Contemporary Examples of pressured
He also denies that he pressured her to have an abortion, as she would contend.The Mystery Woman Who Tried to Outdo Dillinger
September 29, 2014
He pressured one woman to seek an abortion following their liaison.Why Do Voters Stick With Hypocrites Like Scott DesJarlais?
August 18, 2014
And yet the president declined to take this action two years ago, when he was pressured by major LGBT rights organizations.Obama Takes Gay Rights Into His Own Hands
June 16, 2014
Her employers have been pressured from above and have in turn demanded that she stop her advocacy work.Homophobia in Russia Is Taking a Kafkaesque Turn
June 9, 2014
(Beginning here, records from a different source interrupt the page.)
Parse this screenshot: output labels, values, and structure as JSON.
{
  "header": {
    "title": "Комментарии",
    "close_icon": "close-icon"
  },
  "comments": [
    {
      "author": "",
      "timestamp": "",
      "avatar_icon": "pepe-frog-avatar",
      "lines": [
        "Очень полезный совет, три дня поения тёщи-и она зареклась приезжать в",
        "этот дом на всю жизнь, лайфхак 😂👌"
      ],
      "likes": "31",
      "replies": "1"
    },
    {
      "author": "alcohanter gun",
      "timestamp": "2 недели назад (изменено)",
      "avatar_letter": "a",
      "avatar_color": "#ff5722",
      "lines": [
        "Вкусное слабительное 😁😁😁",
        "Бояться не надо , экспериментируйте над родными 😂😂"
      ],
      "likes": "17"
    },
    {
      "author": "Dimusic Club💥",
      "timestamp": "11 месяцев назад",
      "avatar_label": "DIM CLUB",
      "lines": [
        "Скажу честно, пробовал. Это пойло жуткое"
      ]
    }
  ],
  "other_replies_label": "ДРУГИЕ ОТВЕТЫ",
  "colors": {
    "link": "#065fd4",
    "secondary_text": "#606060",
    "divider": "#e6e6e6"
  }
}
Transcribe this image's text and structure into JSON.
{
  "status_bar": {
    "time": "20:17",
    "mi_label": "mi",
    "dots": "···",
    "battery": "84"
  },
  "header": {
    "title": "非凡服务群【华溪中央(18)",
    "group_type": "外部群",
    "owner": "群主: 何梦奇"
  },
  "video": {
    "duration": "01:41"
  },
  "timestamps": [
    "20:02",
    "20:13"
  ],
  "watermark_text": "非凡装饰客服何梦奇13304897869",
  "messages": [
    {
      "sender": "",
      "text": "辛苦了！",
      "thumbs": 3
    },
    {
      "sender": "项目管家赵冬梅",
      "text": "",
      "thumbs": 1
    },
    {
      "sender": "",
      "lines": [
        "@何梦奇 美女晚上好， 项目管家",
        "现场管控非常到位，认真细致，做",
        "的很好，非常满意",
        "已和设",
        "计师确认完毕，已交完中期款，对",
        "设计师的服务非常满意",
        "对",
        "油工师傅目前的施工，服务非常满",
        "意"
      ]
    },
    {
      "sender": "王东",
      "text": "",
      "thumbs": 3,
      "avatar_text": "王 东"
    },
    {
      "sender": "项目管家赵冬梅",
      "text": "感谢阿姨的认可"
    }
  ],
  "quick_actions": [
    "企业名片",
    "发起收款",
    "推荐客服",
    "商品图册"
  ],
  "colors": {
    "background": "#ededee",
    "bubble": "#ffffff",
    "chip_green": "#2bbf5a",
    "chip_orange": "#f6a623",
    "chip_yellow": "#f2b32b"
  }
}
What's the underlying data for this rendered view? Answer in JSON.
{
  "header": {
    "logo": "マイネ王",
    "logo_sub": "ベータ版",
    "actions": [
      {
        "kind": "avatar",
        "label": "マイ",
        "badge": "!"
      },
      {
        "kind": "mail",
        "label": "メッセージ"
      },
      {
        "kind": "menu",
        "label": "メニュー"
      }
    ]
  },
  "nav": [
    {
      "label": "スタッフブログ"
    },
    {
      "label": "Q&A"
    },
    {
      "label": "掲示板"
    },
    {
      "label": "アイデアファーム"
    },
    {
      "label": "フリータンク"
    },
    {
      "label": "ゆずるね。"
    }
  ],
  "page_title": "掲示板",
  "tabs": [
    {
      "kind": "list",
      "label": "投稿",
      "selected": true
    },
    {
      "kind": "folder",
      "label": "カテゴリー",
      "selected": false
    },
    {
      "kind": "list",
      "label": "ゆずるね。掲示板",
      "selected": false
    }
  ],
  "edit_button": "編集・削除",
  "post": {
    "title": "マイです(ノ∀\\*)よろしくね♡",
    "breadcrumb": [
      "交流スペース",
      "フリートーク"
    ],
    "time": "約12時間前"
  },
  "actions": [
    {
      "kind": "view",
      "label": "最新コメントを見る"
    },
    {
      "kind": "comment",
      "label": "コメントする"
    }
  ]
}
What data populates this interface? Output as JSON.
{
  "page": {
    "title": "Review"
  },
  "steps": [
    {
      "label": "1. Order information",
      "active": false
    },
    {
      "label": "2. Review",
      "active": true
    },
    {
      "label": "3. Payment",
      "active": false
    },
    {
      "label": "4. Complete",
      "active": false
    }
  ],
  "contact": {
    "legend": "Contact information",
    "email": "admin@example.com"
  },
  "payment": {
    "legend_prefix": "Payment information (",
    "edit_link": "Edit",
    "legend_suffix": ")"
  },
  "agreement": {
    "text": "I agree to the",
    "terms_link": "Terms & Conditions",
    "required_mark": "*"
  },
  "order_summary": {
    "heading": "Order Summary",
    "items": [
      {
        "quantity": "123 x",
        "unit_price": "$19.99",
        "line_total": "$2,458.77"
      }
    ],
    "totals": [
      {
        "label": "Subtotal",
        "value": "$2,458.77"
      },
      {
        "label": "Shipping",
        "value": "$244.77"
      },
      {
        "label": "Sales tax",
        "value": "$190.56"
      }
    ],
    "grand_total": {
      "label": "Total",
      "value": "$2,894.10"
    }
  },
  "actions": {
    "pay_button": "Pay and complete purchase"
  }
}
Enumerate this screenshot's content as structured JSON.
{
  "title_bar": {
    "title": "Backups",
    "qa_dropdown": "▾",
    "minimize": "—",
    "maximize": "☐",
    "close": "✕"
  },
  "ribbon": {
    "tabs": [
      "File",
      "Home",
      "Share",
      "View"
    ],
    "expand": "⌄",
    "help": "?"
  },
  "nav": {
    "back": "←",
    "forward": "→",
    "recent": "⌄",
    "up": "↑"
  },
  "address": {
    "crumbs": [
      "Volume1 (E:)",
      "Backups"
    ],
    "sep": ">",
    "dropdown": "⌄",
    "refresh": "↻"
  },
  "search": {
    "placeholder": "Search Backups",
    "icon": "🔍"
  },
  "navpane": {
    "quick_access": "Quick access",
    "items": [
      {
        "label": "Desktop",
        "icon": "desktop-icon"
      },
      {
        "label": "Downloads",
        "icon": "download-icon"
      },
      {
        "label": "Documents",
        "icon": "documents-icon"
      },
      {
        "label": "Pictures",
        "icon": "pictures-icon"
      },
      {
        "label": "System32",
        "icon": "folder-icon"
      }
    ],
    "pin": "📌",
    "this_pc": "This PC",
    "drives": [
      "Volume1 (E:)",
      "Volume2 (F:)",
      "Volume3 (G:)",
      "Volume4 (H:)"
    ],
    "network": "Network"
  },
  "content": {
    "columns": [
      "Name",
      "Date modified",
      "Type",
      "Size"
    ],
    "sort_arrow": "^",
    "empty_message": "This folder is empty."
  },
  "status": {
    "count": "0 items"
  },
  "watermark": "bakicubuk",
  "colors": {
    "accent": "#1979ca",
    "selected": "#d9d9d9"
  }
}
No matter how scared she was, no matter how hard they pressured her, she continued to resist.The Day Monica Lewinsky Beat the Feds' Shakedown
May 8, 2014
Historical Examples of pressured
He has been pressured into it by this Native Welfare government-within-the-Government.Oomphel in the Sky
Henry Beam Piper
Peter MacDonald said wryly, "We, too, were pressured into such a step."Adaptation
Dallas McCord Reynolds
Or perhaps there had been sound in the pressured atmosphere.Master of the Moondog
He has different ideas, and he can't be pressured by the bolos.The Five Arrows
He is pressured by the peaceful environment into becoming a criminal or a misfit.The Time Traders
Word Origin for pressure
late 14c., "suffering, anguish; act or fact of pressing on the mind or heart," from Old French presseure "oppression; torture; anguish; press" (for wine or cheeses), "instrument of torture" (12c.) and directly from Latin pressura "action of pressing," from pressus, past participle of premere "to press" (see press (v.1)).
Literal meaning "act or fact of pressing" in a physical sense is attested from early 15c. Meaning "moral or mental coercing force" is from 1620s; meaning "urgency" is from 1812. Scientific sense in physics is from 1650s. Pressure cooker is attested from 1915; figurative sense is from 1958. Pressure point is attested from 1876. Pressure-treated, of woods, is from 1911.
"to pressurize," 1886, American English, from pressure (n.). Meaning "to exert pressure on" (someone) is attested by 1922. Related: Pressured; pressuring.